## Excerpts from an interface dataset
· · ·

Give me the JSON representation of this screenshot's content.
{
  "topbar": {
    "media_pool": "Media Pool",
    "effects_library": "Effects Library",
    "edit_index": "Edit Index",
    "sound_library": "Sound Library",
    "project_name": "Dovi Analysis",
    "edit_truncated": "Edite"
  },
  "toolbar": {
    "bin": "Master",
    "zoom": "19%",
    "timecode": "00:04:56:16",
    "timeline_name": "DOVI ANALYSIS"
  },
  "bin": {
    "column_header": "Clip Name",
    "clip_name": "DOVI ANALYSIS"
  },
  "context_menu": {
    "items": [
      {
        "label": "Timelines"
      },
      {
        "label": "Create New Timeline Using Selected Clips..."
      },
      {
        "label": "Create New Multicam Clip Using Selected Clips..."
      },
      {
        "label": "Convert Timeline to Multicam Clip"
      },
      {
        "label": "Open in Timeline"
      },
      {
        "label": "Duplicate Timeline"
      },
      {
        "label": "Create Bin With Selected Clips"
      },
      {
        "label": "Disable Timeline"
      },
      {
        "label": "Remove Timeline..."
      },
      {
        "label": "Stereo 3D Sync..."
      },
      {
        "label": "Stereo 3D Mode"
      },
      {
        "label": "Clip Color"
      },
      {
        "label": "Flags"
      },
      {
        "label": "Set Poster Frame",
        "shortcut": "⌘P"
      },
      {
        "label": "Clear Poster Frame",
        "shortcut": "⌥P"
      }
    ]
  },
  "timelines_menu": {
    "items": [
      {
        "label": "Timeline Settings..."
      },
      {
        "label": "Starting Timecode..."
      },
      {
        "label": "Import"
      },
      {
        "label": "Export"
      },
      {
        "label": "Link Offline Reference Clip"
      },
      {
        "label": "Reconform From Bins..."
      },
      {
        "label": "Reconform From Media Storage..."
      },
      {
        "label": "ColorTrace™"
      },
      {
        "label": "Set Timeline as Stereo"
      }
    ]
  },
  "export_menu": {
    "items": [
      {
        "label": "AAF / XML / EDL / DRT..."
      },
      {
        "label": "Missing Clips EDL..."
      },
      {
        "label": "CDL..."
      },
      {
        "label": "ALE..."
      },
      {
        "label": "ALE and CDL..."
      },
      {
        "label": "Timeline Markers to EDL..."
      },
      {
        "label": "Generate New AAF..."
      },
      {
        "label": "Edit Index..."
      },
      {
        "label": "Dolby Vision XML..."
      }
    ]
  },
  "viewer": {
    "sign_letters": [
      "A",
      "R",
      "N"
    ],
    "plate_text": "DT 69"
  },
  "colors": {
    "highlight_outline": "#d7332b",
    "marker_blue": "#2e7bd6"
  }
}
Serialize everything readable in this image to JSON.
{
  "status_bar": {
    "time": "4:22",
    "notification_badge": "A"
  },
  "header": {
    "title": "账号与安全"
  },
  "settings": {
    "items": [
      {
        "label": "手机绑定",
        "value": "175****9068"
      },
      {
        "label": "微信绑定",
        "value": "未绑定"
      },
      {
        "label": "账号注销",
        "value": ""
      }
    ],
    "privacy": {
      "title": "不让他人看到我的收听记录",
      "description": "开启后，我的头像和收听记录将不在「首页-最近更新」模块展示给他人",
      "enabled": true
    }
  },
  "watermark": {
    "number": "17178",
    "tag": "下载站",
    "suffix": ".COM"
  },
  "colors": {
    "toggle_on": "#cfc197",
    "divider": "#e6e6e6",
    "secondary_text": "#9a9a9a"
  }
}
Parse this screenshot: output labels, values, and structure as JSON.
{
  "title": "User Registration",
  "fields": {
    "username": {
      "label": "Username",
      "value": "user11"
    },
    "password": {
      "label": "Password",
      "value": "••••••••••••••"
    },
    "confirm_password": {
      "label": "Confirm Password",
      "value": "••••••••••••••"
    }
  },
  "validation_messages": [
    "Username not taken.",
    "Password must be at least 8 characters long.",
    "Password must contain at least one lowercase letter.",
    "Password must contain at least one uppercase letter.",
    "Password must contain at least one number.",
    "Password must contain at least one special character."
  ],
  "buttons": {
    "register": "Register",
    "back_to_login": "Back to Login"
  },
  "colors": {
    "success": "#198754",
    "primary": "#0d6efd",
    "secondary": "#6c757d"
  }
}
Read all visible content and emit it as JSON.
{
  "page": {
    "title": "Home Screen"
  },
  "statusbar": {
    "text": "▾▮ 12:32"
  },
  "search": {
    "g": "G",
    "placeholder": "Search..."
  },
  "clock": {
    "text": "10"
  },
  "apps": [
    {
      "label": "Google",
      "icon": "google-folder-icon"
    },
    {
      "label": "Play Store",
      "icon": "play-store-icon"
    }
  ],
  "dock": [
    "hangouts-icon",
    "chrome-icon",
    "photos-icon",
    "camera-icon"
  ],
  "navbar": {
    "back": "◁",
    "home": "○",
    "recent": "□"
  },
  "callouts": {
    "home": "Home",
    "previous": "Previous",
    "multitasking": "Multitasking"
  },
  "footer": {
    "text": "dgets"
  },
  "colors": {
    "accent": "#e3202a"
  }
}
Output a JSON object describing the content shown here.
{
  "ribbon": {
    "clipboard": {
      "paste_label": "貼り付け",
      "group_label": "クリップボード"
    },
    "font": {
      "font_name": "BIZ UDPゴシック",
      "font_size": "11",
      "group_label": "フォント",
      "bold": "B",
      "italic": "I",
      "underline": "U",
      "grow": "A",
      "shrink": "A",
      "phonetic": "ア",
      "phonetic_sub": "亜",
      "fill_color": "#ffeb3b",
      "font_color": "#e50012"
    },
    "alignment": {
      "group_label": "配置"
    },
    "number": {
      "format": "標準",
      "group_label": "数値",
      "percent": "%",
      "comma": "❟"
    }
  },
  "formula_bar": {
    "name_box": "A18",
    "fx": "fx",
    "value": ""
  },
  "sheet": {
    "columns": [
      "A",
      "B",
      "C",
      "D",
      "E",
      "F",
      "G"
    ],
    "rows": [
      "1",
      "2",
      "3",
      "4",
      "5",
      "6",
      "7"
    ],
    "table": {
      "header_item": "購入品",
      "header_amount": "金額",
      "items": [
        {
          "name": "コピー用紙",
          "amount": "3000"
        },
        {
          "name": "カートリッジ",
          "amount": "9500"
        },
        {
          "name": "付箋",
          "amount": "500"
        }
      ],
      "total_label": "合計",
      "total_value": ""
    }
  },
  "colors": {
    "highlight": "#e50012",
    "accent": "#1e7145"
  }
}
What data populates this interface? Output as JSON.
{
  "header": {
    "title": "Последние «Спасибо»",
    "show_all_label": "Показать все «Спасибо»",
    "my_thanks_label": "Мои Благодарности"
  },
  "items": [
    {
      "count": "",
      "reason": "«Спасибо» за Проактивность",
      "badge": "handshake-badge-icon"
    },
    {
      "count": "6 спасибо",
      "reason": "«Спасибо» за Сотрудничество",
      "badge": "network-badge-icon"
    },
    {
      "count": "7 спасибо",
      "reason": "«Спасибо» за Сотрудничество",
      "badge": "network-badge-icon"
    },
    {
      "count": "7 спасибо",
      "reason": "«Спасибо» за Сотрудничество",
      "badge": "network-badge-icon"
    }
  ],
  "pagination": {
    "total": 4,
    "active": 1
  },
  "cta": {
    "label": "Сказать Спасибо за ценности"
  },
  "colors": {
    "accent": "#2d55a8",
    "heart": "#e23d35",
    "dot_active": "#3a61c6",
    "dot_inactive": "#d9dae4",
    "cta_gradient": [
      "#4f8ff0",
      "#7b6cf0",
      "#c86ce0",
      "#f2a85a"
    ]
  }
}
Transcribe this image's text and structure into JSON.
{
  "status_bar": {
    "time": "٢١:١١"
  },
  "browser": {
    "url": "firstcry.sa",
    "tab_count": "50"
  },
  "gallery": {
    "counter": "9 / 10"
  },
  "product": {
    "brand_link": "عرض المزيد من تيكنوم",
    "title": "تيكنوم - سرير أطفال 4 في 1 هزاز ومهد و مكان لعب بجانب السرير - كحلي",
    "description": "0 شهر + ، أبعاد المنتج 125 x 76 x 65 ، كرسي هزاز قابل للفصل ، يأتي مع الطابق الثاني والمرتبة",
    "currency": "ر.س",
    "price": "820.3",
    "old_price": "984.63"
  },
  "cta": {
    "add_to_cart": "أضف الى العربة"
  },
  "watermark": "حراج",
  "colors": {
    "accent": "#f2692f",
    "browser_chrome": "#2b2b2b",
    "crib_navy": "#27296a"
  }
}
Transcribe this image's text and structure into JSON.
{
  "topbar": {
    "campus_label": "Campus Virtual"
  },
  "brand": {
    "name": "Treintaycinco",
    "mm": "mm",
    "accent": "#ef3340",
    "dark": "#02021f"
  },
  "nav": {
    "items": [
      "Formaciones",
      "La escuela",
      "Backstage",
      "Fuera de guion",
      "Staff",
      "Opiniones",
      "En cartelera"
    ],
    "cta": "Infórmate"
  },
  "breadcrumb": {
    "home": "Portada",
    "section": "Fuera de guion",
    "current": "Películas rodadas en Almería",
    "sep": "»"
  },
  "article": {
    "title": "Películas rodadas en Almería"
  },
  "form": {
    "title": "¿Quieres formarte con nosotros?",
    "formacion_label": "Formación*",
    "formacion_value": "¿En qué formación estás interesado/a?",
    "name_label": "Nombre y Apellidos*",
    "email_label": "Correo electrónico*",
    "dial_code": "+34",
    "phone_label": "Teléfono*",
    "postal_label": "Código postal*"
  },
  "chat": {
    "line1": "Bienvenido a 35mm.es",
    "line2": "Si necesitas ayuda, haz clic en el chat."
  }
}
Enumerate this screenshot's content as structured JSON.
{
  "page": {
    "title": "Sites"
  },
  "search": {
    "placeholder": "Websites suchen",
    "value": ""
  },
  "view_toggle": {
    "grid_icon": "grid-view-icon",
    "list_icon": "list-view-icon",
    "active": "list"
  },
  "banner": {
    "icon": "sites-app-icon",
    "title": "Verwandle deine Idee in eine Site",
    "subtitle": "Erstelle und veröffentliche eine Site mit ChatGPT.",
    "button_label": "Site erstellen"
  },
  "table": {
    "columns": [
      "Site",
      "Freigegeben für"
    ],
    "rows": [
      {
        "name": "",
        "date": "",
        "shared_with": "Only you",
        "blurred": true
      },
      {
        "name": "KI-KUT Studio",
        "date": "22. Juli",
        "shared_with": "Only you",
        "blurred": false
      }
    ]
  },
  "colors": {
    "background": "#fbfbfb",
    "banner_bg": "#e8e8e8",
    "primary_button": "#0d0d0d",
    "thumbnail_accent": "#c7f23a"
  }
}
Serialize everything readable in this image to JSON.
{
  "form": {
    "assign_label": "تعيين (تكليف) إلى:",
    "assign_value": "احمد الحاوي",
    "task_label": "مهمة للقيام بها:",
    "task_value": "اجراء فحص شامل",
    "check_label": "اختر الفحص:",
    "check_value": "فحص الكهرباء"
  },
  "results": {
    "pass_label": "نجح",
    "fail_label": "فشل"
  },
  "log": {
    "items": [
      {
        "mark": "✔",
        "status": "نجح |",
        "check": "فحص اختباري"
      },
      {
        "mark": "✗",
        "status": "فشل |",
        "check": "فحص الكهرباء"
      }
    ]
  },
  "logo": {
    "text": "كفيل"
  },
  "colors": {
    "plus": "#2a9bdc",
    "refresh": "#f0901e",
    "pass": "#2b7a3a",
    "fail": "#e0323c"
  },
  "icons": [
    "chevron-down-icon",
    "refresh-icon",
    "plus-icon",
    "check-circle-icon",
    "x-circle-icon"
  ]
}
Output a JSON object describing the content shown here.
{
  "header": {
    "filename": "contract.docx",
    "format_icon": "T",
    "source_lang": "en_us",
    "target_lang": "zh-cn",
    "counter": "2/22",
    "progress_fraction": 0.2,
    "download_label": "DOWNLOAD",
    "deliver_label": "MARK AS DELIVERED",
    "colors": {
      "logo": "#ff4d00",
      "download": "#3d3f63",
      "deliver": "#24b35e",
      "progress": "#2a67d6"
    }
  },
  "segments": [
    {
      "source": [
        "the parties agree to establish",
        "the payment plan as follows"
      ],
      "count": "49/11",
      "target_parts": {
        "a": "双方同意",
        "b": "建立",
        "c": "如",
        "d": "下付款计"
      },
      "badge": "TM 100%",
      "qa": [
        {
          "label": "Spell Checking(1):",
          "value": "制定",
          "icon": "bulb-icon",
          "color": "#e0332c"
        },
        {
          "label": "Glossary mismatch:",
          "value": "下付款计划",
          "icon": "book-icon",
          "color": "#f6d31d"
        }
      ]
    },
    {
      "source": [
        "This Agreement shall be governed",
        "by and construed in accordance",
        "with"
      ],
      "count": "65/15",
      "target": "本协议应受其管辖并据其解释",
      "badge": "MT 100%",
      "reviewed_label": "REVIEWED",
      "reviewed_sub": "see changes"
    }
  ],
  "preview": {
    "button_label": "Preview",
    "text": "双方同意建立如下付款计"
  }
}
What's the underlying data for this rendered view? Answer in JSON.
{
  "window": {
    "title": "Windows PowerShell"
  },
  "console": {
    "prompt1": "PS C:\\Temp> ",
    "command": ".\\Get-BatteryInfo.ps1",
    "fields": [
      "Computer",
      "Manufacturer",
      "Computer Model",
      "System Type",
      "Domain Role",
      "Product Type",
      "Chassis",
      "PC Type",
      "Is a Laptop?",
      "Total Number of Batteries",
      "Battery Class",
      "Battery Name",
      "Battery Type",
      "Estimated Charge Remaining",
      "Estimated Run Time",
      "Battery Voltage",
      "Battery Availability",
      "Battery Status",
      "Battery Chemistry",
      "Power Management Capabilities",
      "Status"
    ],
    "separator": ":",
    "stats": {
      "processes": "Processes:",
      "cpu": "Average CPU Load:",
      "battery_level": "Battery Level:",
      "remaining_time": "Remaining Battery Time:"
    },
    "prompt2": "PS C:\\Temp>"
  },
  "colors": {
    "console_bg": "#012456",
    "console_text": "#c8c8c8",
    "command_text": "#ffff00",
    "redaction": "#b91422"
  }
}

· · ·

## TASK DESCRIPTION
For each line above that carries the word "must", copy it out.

## TASK RESPONSE
    "Password must be at least 8 characters long.",
    "Password must contain at least one lowercase letter.",
    "Password must contain at least one uppercase letter.",
    "Password must contain at least one number.",
    "Password must contain at least one special character."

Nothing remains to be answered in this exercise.